To begin with, my journey went well. When I was writing my first novel in the 1960’s, I was also reading Mills and Boon novels. Some of them were good, some were truly appalling, with stilted dialogue and implausible plots.
But they had been published. I thought that my novel was as good as, if not better, than some I had read, so I decided to send it to Mills and Boon. I bought a second-hand upright Remington and painstakingly typed it out. How much paper I wasted! One mis-type, one sentence I wanted to revise, and the paper was ripped out of the typewriter as I started again. Eventually it was complete, and I sent it off. No query letter, no synopsis, I just posted the whole thing with a brief covering letter.
I fully expected it to come winging back with a rejection, but about a month later, I had a letter from Alan Boon. He liked my writing but wanted a couple of chapters altered slightly.
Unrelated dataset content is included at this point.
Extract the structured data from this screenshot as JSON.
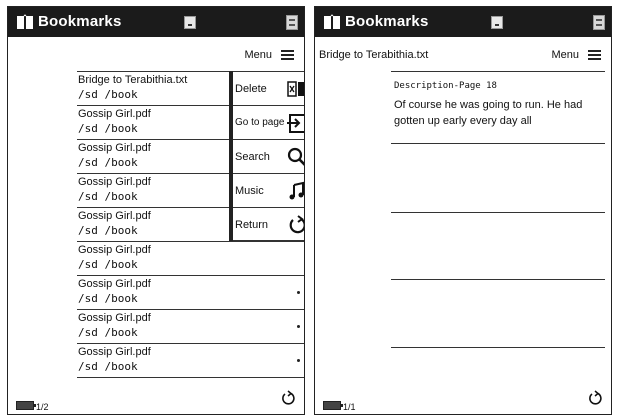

I did the revisions he asked for, typed the whole thing out again, and sent it off. Almost by return came the contract for that book and two more.
The book was scheduled for publication on the same day as my second daughter was due, 1st May 1968. My daughter was born 10 days before 1st May, and I got the copies of my first book 10 days after1st May.
My first novel, accepted by the first publisher to whom I sent it, and a contract for two more. How lucky was that!
My second novel was accepted about six months later, with no revisions needed. This led to two pieces of exciting news, first that Harlequin had bought the book and published it as a paperback in the USA and Canada, and second that it had also been bought to be serialised in a women’s magazine in the UK.
At the same time, I was also writing short stories and had a dozen or so accepted by different magazines.
The third novel took longer to complete because, once my daughters were old enough for nursery school, I returned to full time teaching. A personal phone call one evening from Alan Boon himself spurred me on to complete the book which again was accepted without any revisions, and again was bought by Harlequin.
Looking back, I should have kept my contact with Mills and Boon going, but in the 70’s the whole format of the M&B novels changed. Instead of ‘Pleasant Books by Mills and Boon’ (no sex please!), they launched into the paperback market with raunchy novels about aggressive, domineering heroes and females who were ‘tamed’ by these alpha-males. Not my scene at all. And they turned down the next novel I wrote because it didn’t suit their new format.
When I completed another novel in the late 70’s, I knew that it wasn’t right for M&B, so I submitted it to Robert Hale who accepted it (again without any revisions).
After that, real life got in the way – teenage daughters, my teaching career, Girl Guiding and the amateur musical theatre. I tried another book with M&B in the early 90’s, but my hero wasn’t sufficiently ‘larger than life’ for them.
I turned my back on writing romance and turned instead to writing articles, and wrote a series of ‘ideas for theme evenings’ for Girl Guiding magazine for about five years.
I came back to fiction writing about 3 years ago with my fan-fiction stories, and found that the whole world of romance books has changed dramatically.
Now I’m on a steep learning curve as I continue my journey.